**PROBLEM TO SOLVE:** Please copy out each line of the entries in which "alertmanager" appears.

**INPUT MATERIAL:**

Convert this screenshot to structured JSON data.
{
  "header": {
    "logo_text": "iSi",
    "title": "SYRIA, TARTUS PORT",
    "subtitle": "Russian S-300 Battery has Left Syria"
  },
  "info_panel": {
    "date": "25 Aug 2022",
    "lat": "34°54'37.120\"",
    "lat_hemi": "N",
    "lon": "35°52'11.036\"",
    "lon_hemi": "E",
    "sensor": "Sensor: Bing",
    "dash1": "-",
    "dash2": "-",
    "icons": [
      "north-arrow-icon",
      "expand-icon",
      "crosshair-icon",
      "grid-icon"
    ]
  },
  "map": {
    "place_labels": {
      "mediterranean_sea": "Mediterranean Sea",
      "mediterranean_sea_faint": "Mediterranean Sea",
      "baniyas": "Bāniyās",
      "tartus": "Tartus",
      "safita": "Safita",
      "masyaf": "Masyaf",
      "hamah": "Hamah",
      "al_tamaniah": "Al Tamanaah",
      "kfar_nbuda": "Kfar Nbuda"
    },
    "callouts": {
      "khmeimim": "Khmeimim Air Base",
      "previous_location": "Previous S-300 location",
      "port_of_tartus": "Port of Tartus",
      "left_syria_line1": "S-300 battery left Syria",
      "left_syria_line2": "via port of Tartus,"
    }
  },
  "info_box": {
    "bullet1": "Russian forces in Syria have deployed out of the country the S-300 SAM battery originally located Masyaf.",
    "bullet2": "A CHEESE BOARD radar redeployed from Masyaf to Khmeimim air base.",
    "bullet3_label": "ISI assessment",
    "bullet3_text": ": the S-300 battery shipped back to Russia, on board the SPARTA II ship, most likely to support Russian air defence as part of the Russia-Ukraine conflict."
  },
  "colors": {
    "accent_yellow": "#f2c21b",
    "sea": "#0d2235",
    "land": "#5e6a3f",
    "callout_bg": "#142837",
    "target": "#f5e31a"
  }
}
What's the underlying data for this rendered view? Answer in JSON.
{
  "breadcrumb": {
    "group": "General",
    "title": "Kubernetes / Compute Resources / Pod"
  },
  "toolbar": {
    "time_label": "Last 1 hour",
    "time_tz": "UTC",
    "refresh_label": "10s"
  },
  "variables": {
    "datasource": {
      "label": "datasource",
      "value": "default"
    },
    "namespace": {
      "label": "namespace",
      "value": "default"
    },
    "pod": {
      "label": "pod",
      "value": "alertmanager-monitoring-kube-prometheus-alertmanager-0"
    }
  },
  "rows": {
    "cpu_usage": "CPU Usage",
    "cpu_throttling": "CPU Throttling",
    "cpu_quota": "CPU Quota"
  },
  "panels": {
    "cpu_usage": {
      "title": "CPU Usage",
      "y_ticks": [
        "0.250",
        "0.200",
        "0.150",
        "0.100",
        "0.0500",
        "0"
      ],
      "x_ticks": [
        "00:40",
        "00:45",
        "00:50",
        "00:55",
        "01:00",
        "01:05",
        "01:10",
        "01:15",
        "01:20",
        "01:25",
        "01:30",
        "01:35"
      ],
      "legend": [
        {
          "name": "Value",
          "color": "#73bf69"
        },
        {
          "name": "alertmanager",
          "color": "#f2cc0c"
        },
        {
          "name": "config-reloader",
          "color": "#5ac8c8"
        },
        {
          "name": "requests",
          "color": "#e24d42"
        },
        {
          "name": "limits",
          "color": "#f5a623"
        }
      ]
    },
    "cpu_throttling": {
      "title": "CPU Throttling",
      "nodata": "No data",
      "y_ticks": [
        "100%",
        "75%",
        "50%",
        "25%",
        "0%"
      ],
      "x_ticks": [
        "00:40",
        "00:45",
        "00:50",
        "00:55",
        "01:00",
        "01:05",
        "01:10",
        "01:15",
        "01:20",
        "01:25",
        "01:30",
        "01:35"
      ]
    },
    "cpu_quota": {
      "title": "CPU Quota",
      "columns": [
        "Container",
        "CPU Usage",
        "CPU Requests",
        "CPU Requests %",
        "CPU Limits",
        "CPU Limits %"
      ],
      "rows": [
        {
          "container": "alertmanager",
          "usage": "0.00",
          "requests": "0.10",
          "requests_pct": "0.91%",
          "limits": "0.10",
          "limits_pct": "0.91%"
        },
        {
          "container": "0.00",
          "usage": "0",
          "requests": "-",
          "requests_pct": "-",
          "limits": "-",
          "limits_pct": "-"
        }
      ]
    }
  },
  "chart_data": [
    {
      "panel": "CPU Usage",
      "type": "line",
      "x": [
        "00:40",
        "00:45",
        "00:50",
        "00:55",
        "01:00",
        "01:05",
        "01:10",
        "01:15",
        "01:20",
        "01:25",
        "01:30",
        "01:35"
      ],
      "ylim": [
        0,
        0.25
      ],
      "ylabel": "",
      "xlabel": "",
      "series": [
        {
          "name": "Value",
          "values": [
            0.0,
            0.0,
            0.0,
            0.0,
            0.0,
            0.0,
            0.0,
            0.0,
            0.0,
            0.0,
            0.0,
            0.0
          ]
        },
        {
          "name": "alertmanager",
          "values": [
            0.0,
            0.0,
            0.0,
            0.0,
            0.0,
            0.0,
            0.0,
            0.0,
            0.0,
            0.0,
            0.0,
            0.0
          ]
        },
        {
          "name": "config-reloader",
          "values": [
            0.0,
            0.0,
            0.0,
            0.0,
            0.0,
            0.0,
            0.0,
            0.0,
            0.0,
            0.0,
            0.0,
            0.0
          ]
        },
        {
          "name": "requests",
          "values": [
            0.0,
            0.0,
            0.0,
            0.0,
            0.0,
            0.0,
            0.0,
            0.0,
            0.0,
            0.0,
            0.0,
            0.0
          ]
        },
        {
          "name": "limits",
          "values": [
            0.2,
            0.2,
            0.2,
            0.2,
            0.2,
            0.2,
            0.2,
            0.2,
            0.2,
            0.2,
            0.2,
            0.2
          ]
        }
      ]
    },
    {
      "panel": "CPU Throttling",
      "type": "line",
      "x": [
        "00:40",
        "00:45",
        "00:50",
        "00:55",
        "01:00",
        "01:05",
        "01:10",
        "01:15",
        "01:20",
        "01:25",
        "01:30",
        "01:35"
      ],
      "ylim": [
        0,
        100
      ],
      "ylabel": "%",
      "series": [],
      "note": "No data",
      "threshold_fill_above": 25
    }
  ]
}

**COMPLETED TASK:**
      "value": "alertmanager-monitoring-kube-prometheus-alertmanager-0"
          "name": "alertmanager",
          "container": "alertmanager",
          "name": "alertmanager",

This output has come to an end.